##### Information #####

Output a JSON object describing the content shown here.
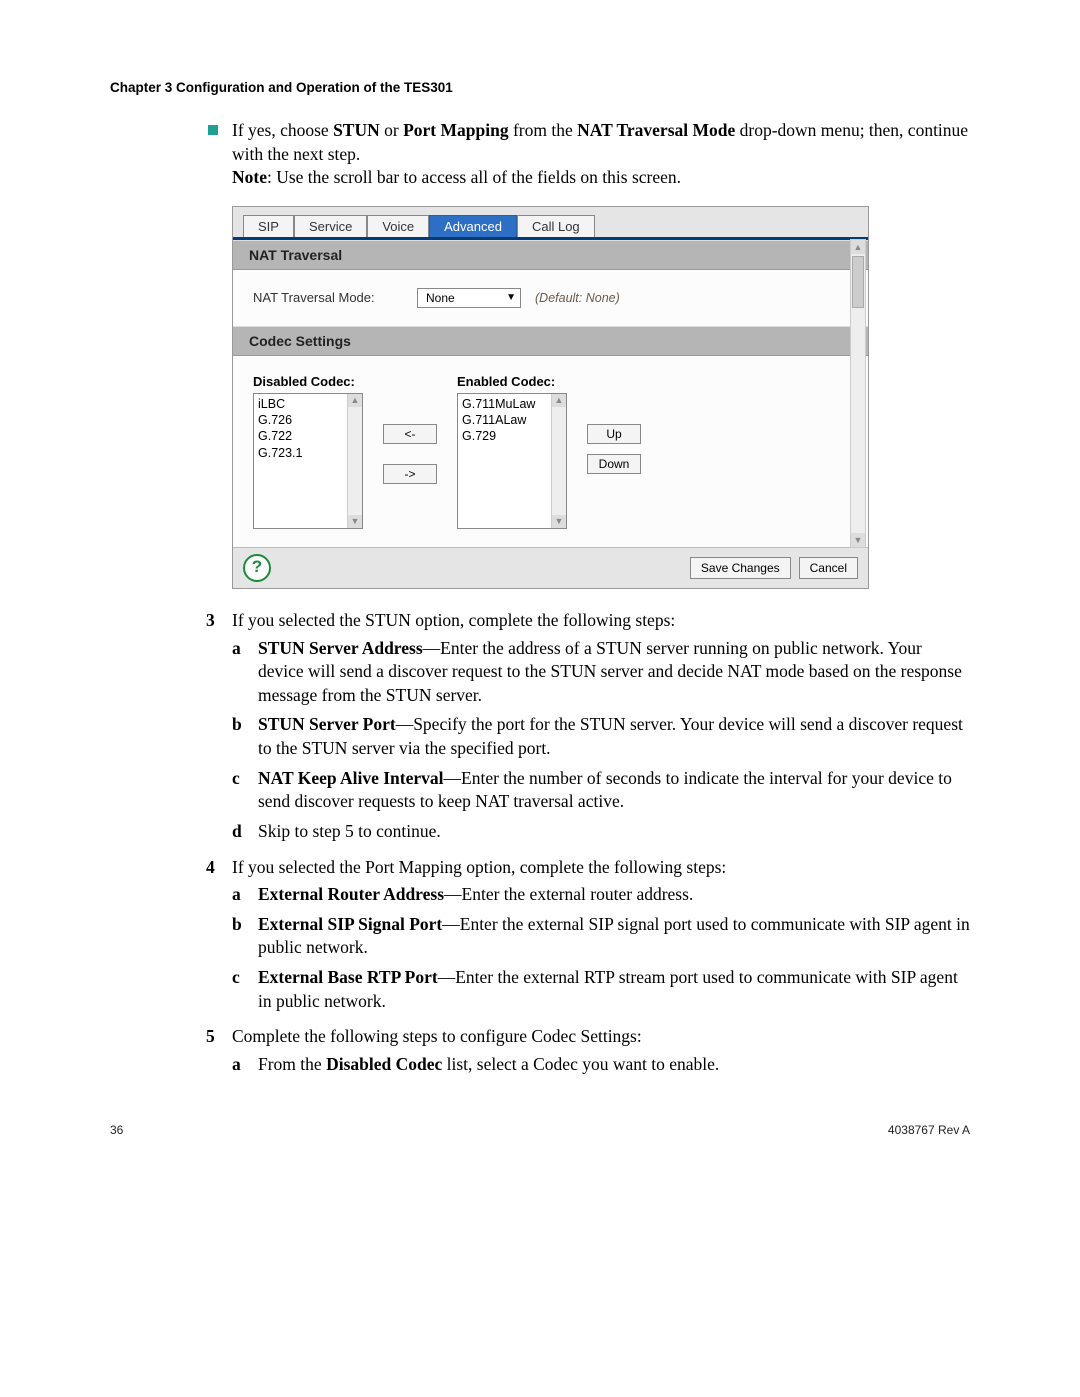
{
  "header": {
    "chapter": "Chapter 3    Configuration and Operation of the TES301"
  },
  "intro": {
    "line1_pre": "If yes, choose ",
    "bold1": "STUN",
    "mid1": " or ",
    "bold2": "Port Mapping",
    "mid2": " from the ",
    "bold3": "NAT Traversal Mode",
    "line1_post": " drop-down menu; then, continue with the next step.",
    "note_b": "Note",
    "note_rest": ": Use the scroll bar to access all of the fields on this screen."
  },
  "ui": {
    "tabs": [
      "SIP",
      "Service",
      "Voice",
      "Advanced",
      "Call Log"
    ],
    "active_tab": "Advanced",
    "section1": "NAT Traversal",
    "nat_label": "NAT Traversal Mode:",
    "nat_value": "None",
    "nat_default": "(Default: None)",
    "section2": "Codec Settings",
    "disabled_title": "Disabled Codec:",
    "disabled_items": [
      "iLBC",
      "G.726",
      "G.722",
      "G.723.1"
    ],
    "enabled_title": "Enabled Codec:",
    "enabled_items": [
      "G.711MuLaw",
      "G.711ALaw",
      "G.729"
    ],
    "btn_left": "<-",
    "btn_right": "->",
    "btn_up": "Up",
    "btn_down": "Down",
    "btn_save": "Save Changes",
    "btn_cancel": "Cancel",
    "help": "?"
  },
  "steps": {
    "s3": {
      "num": "3",
      "text": "If you selected the STUN option, complete the following steps:",
      "a_b": "STUN Server Address",
      "a_t": "—Enter the address of a STUN server running on public network. Your device will send a discover request to the STUN server and decide NAT mode based on the response message from the STUN server.",
      "b_b": "STUN Server Port",
      "b_t": "—Specify the port for the STUN server. Your device will send a discover request to the STUN server via the specified port.",
      "c_b": "NAT Keep Alive Interval",
      "c_t": "—Enter the number of seconds to indicate the interval for your device to send discover requests to keep NAT traversal active.",
      "d_t": "Skip to step 5 to continue."
    },
    "s4": {
      "num": "4",
      "text": "If you selected the Port Mapping option, complete the following steps:",
      "a_b": "External Router Address",
      "a_t": "—Enter the external router address.",
      "b_b": "External SIP Signal Port",
      "b_t": "—Enter the external SIP signal port used to communicate with SIP agent in public network.",
      "c_b": "External Base RTP Port",
      "c_t": "—Enter the external RTP stream port used to communicate with SIP agent in public network."
    },
    "s5": {
      "num": "5",
      "text": "Complete the following steps to configure Codec Settings:",
      "a_pre": "From the ",
      "a_b": "Disabled Codec",
      "a_post": " list, select a Codec you want to enable."
    }
  },
  "footer": {
    "page": "36",
    "rev": "4038767 Rev A"
  }
}
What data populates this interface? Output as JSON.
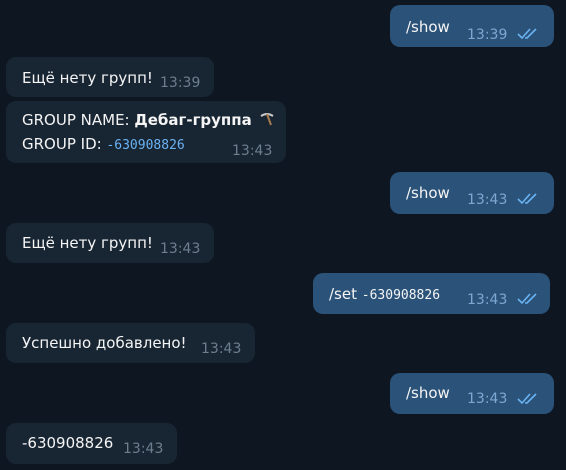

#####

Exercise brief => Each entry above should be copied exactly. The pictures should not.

Solution to the exercise =>
Output a JSON object describing the content shown here.
{
  "header": {
    "chapter": "Chapter 3    Configuration and Operation of the TES301"
  },
  "intro": {
    "line1_pre": "If yes, choose ",
    "bold1": "STUN",
    "mid1": " or ",
    "bold2": "Port Mapping",
    "mid2": " from the ",
    "bold3": "NAT Traversal Mode",
    "line1_post": " drop-down menu; then, continue with the next step.",
    "note_b": "Note",
    "note_rest": ": Use the scroll bar to access all of the fields on this screen."
  },
  "ui": {
    "tabs": [
      "SIP",
      "Service",
      "Voice",
      "Advanced",
      "Call Log"
    ],
    "active_tab": "Advanced",
    "section1": "NAT Traversal",
    "nat_label": "NAT Traversal Mode:",
    "nat_value": "None",
    "nat_default": "(Default: None)",
    "section2": "Codec Settings",
    "disabled_title": "Disabled Codec:",
    "disabled_items": [
      "iLBC",
      "G.726",
      "G.722",
      "G.723.1"
    ],
    "enabled_title": "Enabled Codec:",
    "enabled_items": [
      "G.711MuLaw",
      "G.711ALaw",
      "G.729"
    ],
    "btn_left": "<-",
    "btn_right": "->",
    "btn_up": "Up",
    "btn_down": "Down",
    "btn_save": "Save Changes",
    "btn_cancel": "Cancel",
    "help": "?"
  },
  "steps": {
    "s3": {
      "num": "3",
      "text": "If you selected the STUN option, complete the following steps:",
      "a_b": "STUN Server Address",
      "a_t": "—Enter the address of a STUN server running on public network. Your device will send a discover request to the STUN server and decide NAT mode based on the response message from the STUN server.",
      "b_b": "STUN Server Port",
      "b_t": "—Specify the port for the STUN server. Your device will send a discover request to the STUN server via the specified port.",
      "c_b": "NAT Keep Alive Interval",
      "c_t": "—Enter the number of seconds to indicate the interval for your device to send discover requests to keep NAT traversal active.",
      "d_t": "Skip to step 5 to continue."
    },
    "s4": {
      "num": "4",
      "text": "If you selected the Port Mapping option, complete the following steps:",
      "a_b": "External Router Address",
      "a_t": "—Enter the external router address.",
      "b_b": "External SIP Signal Port",
      "b_t": "—Enter the external SIP signal port used to communicate with SIP agent in public network.",
      "c_b": "External Base RTP Port",
      "c_t": "—Enter the external RTP stream port used to communicate with SIP agent in public network."
    },
    "s5": {
      "num": "5",
      "text": "Complete the following steps to configure Codec Settings:",
      "a_pre": "From the ",
      "a_b": "Disabled Codec",
      "a_post": " list, select a Codec you want to enable."
    }
  },
  "footer": {
    "page": "36",
    "rev": "4038767 Rev A"
  }
}
What data populates this interface? Output as JSON.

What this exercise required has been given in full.